STR: Latest weekly data shows 'modest' gains continue

According to STR, absolute occupancy in New York City was 43.6 percent during the week of May 10-16, 2020, basically flat from the previous week (43.7 percent). Photo credit: Pixabay (New York)

The week ending May 16 showed small gains in U.S. hotel performance compared with previous weeks, according to data from STR, which noted that year-over-year declines remain significant although not as severe as the levels recorded in April.

May 10-16, 2020 (percentage change from comparable week in 2019):

  • Occupancy: 32.4 percent (-54.1 percent)
  • Average daily rate: US$77.55 (-42.4 percent)
  • Revenue per available room: US$25.12 (-73.6 percent)

Previous weekly U.S. weekly occupancy levels:

  • May 3-9, 2020: 30.1 percent
  • April 26-May 2, 2020: 28.6 percent
  • April 19-25, 2020: 26 percent
  • April 12-18, 2020: 23.4 percent
  • April 5-11, 2020: 21 percent

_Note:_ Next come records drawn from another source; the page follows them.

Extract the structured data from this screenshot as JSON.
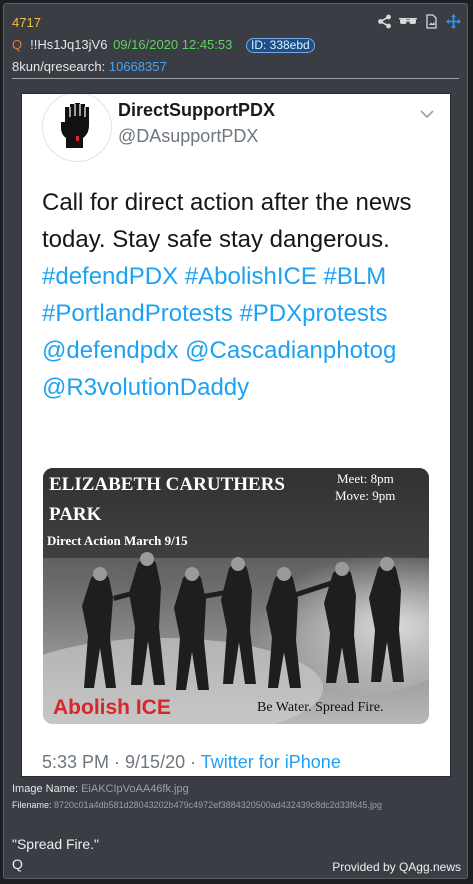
{
  "post": {
    "number": "4717",
    "author": "Q",
    "tripcode": "!!Hs1Jq13jV6",
    "datetime": "09/16/2020 12:45:53",
    "id_badge": "ID: 338ebd",
    "board": "8kun/qresearch:",
    "thread": "10668357"
  },
  "icons": [
    "share-icon",
    "glasses-icon",
    "image-file-icon",
    "move-icon"
  ],
  "tweet": {
    "display_name": "DirectSupportPDX",
    "handle": "@DAsupportPDX",
    "text_plain": "Call for direct action after the news today. Stay safe stay dangerous.",
    "text_tags": "#defendPDX #AbolishICE #BLM #PortlandProtests #PDXprotests @defendpdx @Cascadianphotog @R3volutionDaddy",
    "timestamp": "5:33 PM · 9/15/20 · ",
    "source": "Twitter for iPhone",
    "photo": {
      "line1": "ELIZABETH CARUTHERS",
      "line2": "PARK",
      "line3": "Direct Action March 9/15",
      "meet": "Meet: 8pm",
      "move": "Move: 9pm",
      "bottom_left": "Abolish ICE",
      "bottom_right": "Be Water. Spread Fire."
    }
  },
  "attachment": {
    "image_name_label": "Image Name:",
    "image_name": "EiAKCIpVoAA46fk.jpg",
    "filename_label": "Filename:",
    "filename": "8720c01a4db581d28043202b479c4972ef3884320500ad432439c8dc2d33f645.jpg"
  },
  "message": {
    "quote": "\"Spread Fire.\"",
    "signature": "Q"
  },
  "credit": "Provided by QAgg.news",
  "colors": {
    "background": "#1c1e22",
    "card": "#3a3d44",
    "post_number": "#f3c03a",
    "date": "#5fd35f",
    "link": "#4aa3f0",
    "twitter_blue": "#1da1f2",
    "red_text": "#d8262a"
  }
}
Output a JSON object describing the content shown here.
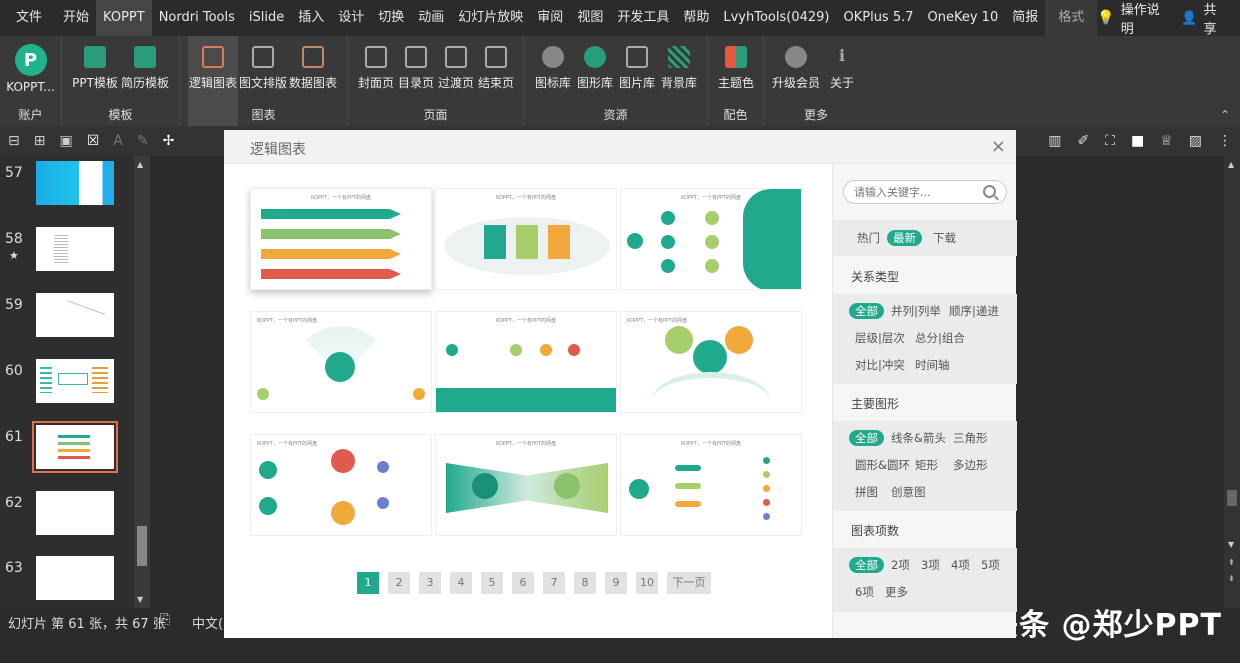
{
  "menu": {
    "tabs": [
      "文件",
      "开始",
      "KOPPT",
      "Nordri Tools",
      "iSlide",
      "插入",
      "设计",
      "切换",
      "动画",
      "幻灯片放映",
      "审阅",
      "视图",
      "开发工具",
      "帮助",
      "LvyhTools(0429)",
      "OKPlus 5.7",
      "OneKey 10",
      "简报",
      "格式"
    ],
    "active": "KOPPT",
    "help": "操作说明",
    "share": "共享"
  },
  "ribbon": {
    "groups": [
      {
        "label": "账户",
        "buttons": [
          "KOPPT..."
        ]
      },
      {
        "label": "模板",
        "buttons": [
          "PPT模板",
          "简历模板"
        ]
      },
      {
        "label": "图表",
        "buttons": [
          "逻辑图表",
          "图文排版",
          "数据图表"
        ]
      },
      {
        "label": "页面",
        "buttons": [
          "封面页",
          "目录页",
          "过渡页",
          "结束页"
        ]
      },
      {
        "label": "资源",
        "buttons": [
          "图标库",
          "图形库",
          "图片库",
          "背景库"
        ]
      },
      {
        "label": "配色",
        "buttons": [
          "主题色"
        ]
      },
      {
        "label": "更多",
        "buttons": [
          "升级会员",
          "关于"
        ]
      }
    ],
    "logo_letter": "P",
    "logo_color": "#21b28e"
  },
  "slides": [
    {
      "num": "57",
      "star": ""
    },
    {
      "num": "58",
      "star": "★"
    },
    {
      "num": "59",
      "star": ""
    },
    {
      "num": "60",
      "star": ""
    },
    {
      "num": "61",
      "star": ""
    },
    {
      "num": "62",
      "star": ""
    },
    {
      "num": "63",
      "star": ""
    }
  ],
  "status": {
    "text": "幻灯片 第 61 张，共 67 张",
    "lang": "中文(中"
  },
  "watermark": "头条 @郑少PPT",
  "dialog": {
    "title": "逻辑图表",
    "close": "×",
    "card_title": "KOPPT，一个有PPT的网盘",
    "pages": [
      "1",
      "2",
      "3",
      "4",
      "5",
      "6",
      "7",
      "8",
      "9",
      "10"
    ],
    "active_page": "1",
    "next": "下一页",
    "accent": "#21a98d",
    "sidebar": {
      "search_placeholder": "请输入关键字...",
      "sort": [
        "热门",
        "最新",
        "下载"
      ],
      "sort_active": "最新",
      "relation_title": "关系类型",
      "relations": [
        "全部",
        "并列|列举",
        "顺序|递进",
        "层级|层次",
        "总分|组合",
        "对比|冲突",
        "时间轴"
      ],
      "shape_title": "主要图形",
      "shapes": [
        "全部",
        "线条&箭头",
        "三角形",
        "圆形&圆环",
        "矩形",
        "多边形",
        "拼图",
        "创意图"
      ],
      "count_title": "图表项数",
      "counts": [
        "全部",
        "2项",
        "3项",
        "4项",
        "5项",
        "6项",
        "更多"
      ]
    }
  }
}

“The trend of ‘less bad’ data continued with occupancy and ADR on a slow climb driven by a fifth consecutive week-to-week increase in demand,” said Jan Freitag, STR’s senior VP of lodging insights. “Last week’s data showed demand of more than 10 million roomnights sold for the first time since the end of March, and this past week, the industry inched close to 11 million. All 50 states have at least partially reopened, so slow weekly demand growth should continue with more leisure activity around the country. Weekend occupancies continue to increase at a healthy clip, especially in drive-to destinations with beach access like Florida, or national park access, such as Gatlinburg, Tenn. The industry will remain largely dependent on the leisure segment as uncertainty remains over when hotels will be ready to accommodate large events and group business.”

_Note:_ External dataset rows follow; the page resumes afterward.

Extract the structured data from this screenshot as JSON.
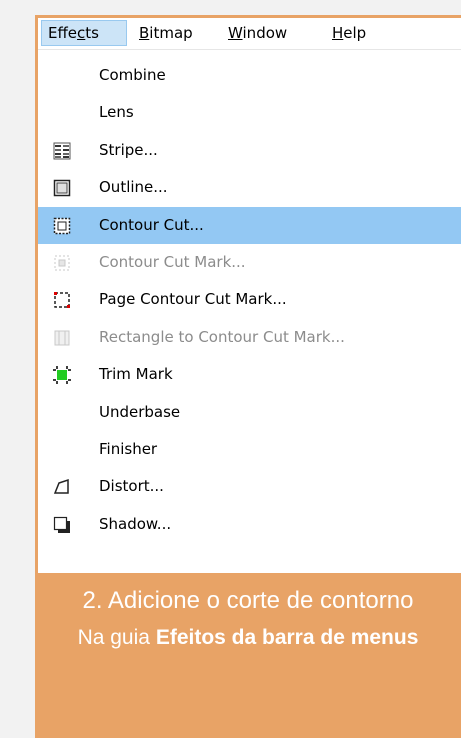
{
  "menubar": {
    "effects": {
      "pre": "Effe",
      "u": "c",
      "post": "ts"
    },
    "bitmap": {
      "pre": "",
      "u": "B",
      "post": "itmap"
    },
    "window": {
      "pre": "",
      "u": "W",
      "post": "indow"
    },
    "help": {
      "pre": "",
      "u": "H",
      "post": "elp"
    }
  },
  "menu": {
    "items": [
      {
        "label": "Combine",
        "icon": "none",
        "disabled": false,
        "highlighted": false
      },
      {
        "label": "Lens",
        "icon": "none",
        "disabled": false,
        "highlighted": false
      },
      {
        "label": "Stripe...",
        "icon": "stripe-icon",
        "disabled": false,
        "highlighted": false
      },
      {
        "label": "Outline...",
        "icon": "outline-icon",
        "disabled": false,
        "highlighted": false
      },
      {
        "label": "Contour Cut...",
        "icon": "contour-cut-icon",
        "disabled": false,
        "highlighted": true
      },
      {
        "label": "Contour Cut Mark...",
        "icon": "contour-cut-mark-icon",
        "disabled": true,
        "highlighted": false
      },
      {
        "label": "Page Contour Cut Mark...",
        "icon": "page-contour-cut-mark-icon",
        "disabled": false,
        "highlighted": false
      },
      {
        "label": "Rectangle to Contour Cut Mark...",
        "icon": "rectangle-cut-mark-icon",
        "disabled": true,
        "highlighted": false
      },
      {
        "label": "Trim Mark",
        "icon": "trim-mark-icon",
        "disabled": false,
        "highlighted": false
      },
      {
        "label": "Underbase",
        "icon": "none",
        "disabled": false,
        "highlighted": false
      },
      {
        "label": "Finisher",
        "icon": "none",
        "disabled": false,
        "highlighted": false
      },
      {
        "label": "Distort...",
        "icon": "distort-icon",
        "disabled": false,
        "highlighted": false
      },
      {
        "label": "Shadow...",
        "icon": "shadow-icon",
        "disabled": false,
        "highlighted": false
      }
    ]
  },
  "caption": {
    "step": "2. Adicione o corte de contorno",
    "prefix": "Na guia",
    "emphasis": "Efeitos da barra de menus"
  },
  "colors": {
    "accent": "#e8a366",
    "highlight": "#93c8f3"
  }
}
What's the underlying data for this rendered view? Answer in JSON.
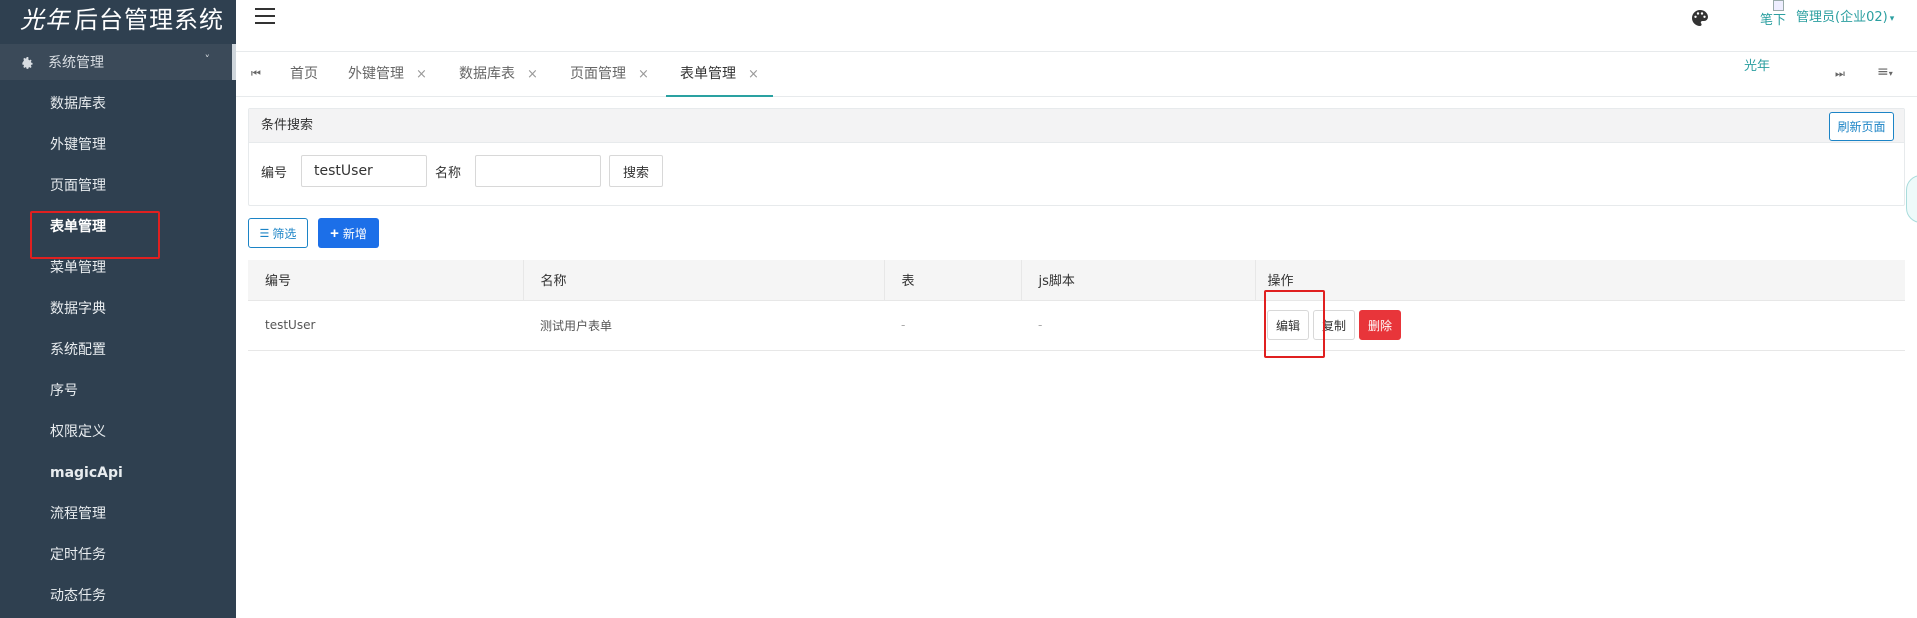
{
  "brand": {
    "logo_mark": "光年",
    "title": "后台管理系统"
  },
  "sidebar": {
    "root_label": "系统管理",
    "root_chevron": "˅",
    "items": [
      {
        "label": "数据库表"
      },
      {
        "label": "外键管理"
      },
      {
        "label": "页面管理"
      },
      {
        "label": "表单管理",
        "active": true
      },
      {
        "label": "菜单管理"
      },
      {
        "label": "数据字典"
      },
      {
        "label": "系统配置"
      },
      {
        "label": "序号"
      },
      {
        "label": "权限定义"
      },
      {
        "label": "magicApi"
      },
      {
        "label": "流程管理"
      },
      {
        "label": "定时任务"
      },
      {
        "label": "动态任务"
      }
    ]
  },
  "header": {
    "avatar_alt": "笔下",
    "user_label": "管理员(企业02)",
    "user_caret": "▾",
    "avatar_alt_2": "光年"
  },
  "tabs": {
    "items": [
      {
        "label": "首页",
        "closable": false
      },
      {
        "label": "外键管理",
        "closable": true
      },
      {
        "label": "数据库表",
        "closable": true
      },
      {
        "label": "页面管理",
        "closable": true
      },
      {
        "label": "表单管理",
        "closable": true,
        "active": true
      }
    ],
    "close_glyph": "×",
    "prev_glyph": "⏮",
    "next_glyph": "⏭",
    "menu_glyph": "≡",
    "menu_caret": "▾"
  },
  "search": {
    "title": "条件搜索",
    "refresh_label": "刷新页面",
    "code_label": "编号",
    "code_value": "testUser",
    "name_label": "名称",
    "name_value": "",
    "search_label": "搜索"
  },
  "toolbar": {
    "filter_icon": "☰",
    "filter_label": "筛选",
    "add_icon": "+",
    "add_label": "新增"
  },
  "table": {
    "columns": [
      "编号",
      "名称",
      "表",
      "js脚本",
      "操作"
    ],
    "rows": [
      {
        "code": "testUser",
        "name": "测试用户表单",
        "table": "-",
        "js": "-"
      }
    ],
    "actions": {
      "edit": "编辑",
      "copy": "复制",
      "delete": "删除"
    }
  },
  "colors": {
    "sidebar_bg": "#2f4050",
    "accent_teal": "#2aa1a1",
    "primary_blue": "#1c6fe8",
    "danger_red": "#e8353a",
    "highlight_red": "#e02020"
  },
  "icons": {
    "gear": "gear-icon",
    "hamburger": "hamburger-icon",
    "palette": "palette-icon"
  }
}
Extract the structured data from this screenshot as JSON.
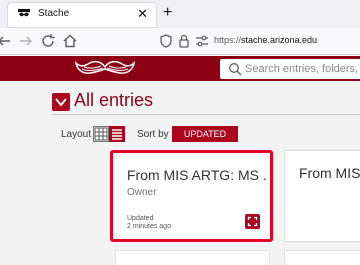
{
  "browser": {
    "tab_title": "Stache",
    "tab_close": "✕",
    "new_tab": "+",
    "url_scheme": "https://",
    "url_host": "stache.arizona.edu"
  },
  "app": {
    "search_placeholder": "Search entries, folders, a"
  },
  "page": {
    "title": "All entries",
    "layout_label": "Layout",
    "sortby_label": "Sort by",
    "sort_value": "UPDATED"
  },
  "cards": [
    {
      "title": "From MIS ARTG: MS ...",
      "owner": "Owner",
      "updated_label": "Updated",
      "updated_value": "2 minutes ago"
    },
    {
      "title": "From MIS A"
    }
  ],
  "colors": {
    "brand": "#8b0015",
    "accent": "#ab0520",
    "highlight": "#e4002b"
  }
}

Aggregate data for the top 25 markets, according to STR, showed larger year-over-year declines than the national averages: occupancy (-61.2 percent to 30.1 percent), ADR (-50.9 percent to US$82.46) and RevPAR (-81 percent to US$24.82).

Among those top 25 markets, Oahu Island, Hawaii, experienced the largest year-over-year drop in occupancy (-86.0 percent to 11.7 percent), which resulted in the steepest decrease in RevPAR (-91.2 percent to US$15.99).

Boston posted the largest decline in ADR (-64.6 percent to US$87.49).

Absolute occupancy in New York City was 43.6 percent, basically flat from the previous week (43.7 percent).

In Seattle, occupancy was 27.6 percent, up from 24.8 percent the previous week.